Michael Grätzel’s team looks to cut through the hype with device tested by national test lab


The new perovskite solar cell performed well under standardised conditions - something many devices are never subjected to

Perovskite solar cells may one day rival silicon-based technologies, but their performance outside the laboratory has been a constant source of contention in the past year. Now, an international team of scientists has manufactured the first thin film perovskite solar cell with a reported efficiency that has been officially recognised by an accredited national test laboratory.1

Since their development in 2012, the performance of light-harvesting metal–organo halide structures has seemingly improved at a staggering rate, with their efficiency increasing by six percentage points in just two years – the same increase took multi-crystalline solar cells over two decades.

But their stability has been brought into question, with some international test centres taking issue with perovskite solar cells that are so unstable that they may degrade spontaneously in air, making it hard for them to assess their performance.

It’s a state of affairs that Michael Grätzel from the Ecole Polytechnique Fédérale de Lausanne in Switzerland has had trouble dealing with. ‘Conspicuously, you could see that from the very beginning there was very scarce information on the stability of these devices,’ comments Grätzel. ‘I have raised that issue many times – one would think that now everybody does stability work after this alarm was sounded, but not so.’

Grätzel explains that the perovskite cells currently being developed are often smaller than the required test standard of 1cm2, with research groups only managing to manufacture 0.1cm2 devices. This means the cells fall short of the criteria for accredited testing, which exposes a 1cm2 cell to 1000W/m sunlight for 1000 hours to see whether the device’s efficiency will drop.

‘You can count on one hand the number of studies that have applied those norms and test stability, [even though] there have been 1000 papers published in the last year on perovskites,’ comments Grätzel.

Substitution solution

Although research groups have focused on the perovskite structure quality to increase their size, Grätzel and his colleagues have adopted a different approach. A thin film perovskite light collector has a sandwich structure. Incoming light excites the perovskite layer and liberated electrons pass through a titania charge extraction layer on one side, with holes being transported through a NixMg1-xO lattice on the other. The team decided to leave the perovskite layer untouched and substituted the Ni(Mg)2+ and Ti4+ cations in the extraction layers with Li+ and Nb5+ ions. They found the conductivity of the device increased.

The group were also able to scale up the device to 1cm2 and test its stability. The solar cell’s efficiency, according to the group, is 16.2%, with the device retaining 90% of its initial performance after 1000hrs of light soaking. Although slightly lower than the team’s estimate, an efficiency measurement of 15% was verified by the National Institute of Advanced Industrial Science and Technology in Japan.
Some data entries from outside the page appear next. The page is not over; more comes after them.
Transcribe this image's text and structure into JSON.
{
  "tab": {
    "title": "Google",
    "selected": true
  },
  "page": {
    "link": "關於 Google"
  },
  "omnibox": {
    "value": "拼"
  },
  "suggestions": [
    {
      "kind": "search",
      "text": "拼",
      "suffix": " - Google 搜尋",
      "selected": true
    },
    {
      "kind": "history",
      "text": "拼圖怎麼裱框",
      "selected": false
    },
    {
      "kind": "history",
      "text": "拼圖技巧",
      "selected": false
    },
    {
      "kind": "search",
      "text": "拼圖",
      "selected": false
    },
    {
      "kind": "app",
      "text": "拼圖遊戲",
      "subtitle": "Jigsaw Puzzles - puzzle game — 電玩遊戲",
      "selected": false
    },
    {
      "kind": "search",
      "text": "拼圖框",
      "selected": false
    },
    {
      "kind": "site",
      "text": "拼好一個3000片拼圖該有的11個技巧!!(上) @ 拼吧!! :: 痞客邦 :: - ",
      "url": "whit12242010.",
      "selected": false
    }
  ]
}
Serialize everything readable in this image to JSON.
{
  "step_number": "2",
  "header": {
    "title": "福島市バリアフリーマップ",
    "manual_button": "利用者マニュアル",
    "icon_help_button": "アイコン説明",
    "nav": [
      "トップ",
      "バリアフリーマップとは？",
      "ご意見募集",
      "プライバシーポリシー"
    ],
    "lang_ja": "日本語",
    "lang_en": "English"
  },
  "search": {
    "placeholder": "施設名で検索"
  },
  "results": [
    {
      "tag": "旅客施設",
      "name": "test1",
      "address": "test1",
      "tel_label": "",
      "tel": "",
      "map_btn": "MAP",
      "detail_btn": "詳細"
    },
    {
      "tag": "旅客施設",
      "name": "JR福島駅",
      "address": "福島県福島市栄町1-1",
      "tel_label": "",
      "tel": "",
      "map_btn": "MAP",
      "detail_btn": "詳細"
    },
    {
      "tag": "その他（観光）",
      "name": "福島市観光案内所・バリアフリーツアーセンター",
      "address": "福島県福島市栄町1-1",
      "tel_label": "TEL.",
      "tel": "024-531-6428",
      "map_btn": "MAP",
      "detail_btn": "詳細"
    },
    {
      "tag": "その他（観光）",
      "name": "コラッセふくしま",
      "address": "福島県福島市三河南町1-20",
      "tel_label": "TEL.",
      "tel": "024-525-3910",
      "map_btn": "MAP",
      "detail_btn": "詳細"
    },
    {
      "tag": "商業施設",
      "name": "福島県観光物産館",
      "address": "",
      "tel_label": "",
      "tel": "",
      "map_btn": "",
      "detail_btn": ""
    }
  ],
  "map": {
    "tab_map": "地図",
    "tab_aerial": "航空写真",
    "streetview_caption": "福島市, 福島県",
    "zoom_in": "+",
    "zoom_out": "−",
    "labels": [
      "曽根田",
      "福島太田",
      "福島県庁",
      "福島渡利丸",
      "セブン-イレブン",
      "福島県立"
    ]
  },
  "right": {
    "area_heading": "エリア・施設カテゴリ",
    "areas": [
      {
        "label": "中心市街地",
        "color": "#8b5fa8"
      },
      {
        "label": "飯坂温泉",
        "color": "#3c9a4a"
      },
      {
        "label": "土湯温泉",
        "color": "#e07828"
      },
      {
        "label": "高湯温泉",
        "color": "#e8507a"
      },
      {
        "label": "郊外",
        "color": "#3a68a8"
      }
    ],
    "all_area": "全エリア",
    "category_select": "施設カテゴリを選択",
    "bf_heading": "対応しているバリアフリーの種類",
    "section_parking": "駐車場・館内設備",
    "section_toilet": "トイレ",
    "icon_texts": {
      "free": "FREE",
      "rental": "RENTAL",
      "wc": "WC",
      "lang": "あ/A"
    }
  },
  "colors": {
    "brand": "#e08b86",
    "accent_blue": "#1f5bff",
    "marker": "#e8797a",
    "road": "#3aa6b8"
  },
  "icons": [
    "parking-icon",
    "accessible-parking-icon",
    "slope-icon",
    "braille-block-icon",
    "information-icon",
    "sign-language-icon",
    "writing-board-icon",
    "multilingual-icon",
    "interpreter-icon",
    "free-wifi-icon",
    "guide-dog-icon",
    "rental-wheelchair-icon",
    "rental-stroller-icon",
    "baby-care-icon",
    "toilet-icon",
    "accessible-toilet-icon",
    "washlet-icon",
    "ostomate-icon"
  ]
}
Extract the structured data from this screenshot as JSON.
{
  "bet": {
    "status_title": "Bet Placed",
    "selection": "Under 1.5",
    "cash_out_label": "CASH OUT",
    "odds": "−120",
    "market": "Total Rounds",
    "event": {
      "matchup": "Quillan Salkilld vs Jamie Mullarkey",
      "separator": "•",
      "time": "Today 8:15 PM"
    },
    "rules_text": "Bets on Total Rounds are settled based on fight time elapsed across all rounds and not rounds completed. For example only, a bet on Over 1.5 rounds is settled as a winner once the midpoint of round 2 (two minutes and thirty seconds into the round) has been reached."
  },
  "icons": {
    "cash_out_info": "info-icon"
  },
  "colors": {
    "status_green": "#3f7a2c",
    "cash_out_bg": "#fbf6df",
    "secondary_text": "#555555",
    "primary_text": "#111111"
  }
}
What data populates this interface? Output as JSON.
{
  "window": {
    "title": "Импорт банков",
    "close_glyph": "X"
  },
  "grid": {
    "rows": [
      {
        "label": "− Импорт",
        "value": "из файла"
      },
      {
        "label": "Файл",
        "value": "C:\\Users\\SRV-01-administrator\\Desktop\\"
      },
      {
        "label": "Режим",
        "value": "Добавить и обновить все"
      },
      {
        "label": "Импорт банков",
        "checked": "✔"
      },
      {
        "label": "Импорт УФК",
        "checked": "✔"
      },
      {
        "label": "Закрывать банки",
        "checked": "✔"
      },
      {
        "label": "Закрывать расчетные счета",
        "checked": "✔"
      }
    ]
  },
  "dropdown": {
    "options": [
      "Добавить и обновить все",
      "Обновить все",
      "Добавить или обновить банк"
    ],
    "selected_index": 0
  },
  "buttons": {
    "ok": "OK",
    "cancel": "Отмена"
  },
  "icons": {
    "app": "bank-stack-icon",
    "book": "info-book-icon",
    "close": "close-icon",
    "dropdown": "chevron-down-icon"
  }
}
This value has since been included in international solar cell efficiency tables.2

Eva Unger, a postdoc from Lund University in Sweden, whose recent work on perovskites has backed up Grätzel’s concerns, believes that any work on improving device stability is surely a good thing. ‘We know the material has certain issues,’ Unger tells Chemistry World. ‘Any improvement to enhance stability or any work understanding where instability stems from is really important, I think, in the development of this technology.’

Unger also goes on to explain that such research only reinforces the need for common ground on these issues in the perovskite community. ‘The community is such that we need to agree on common standards on how to establish long-term stability,’ she says. ‘There should be common measurement protocols as they were established in the OPV community or other solar cell communities.’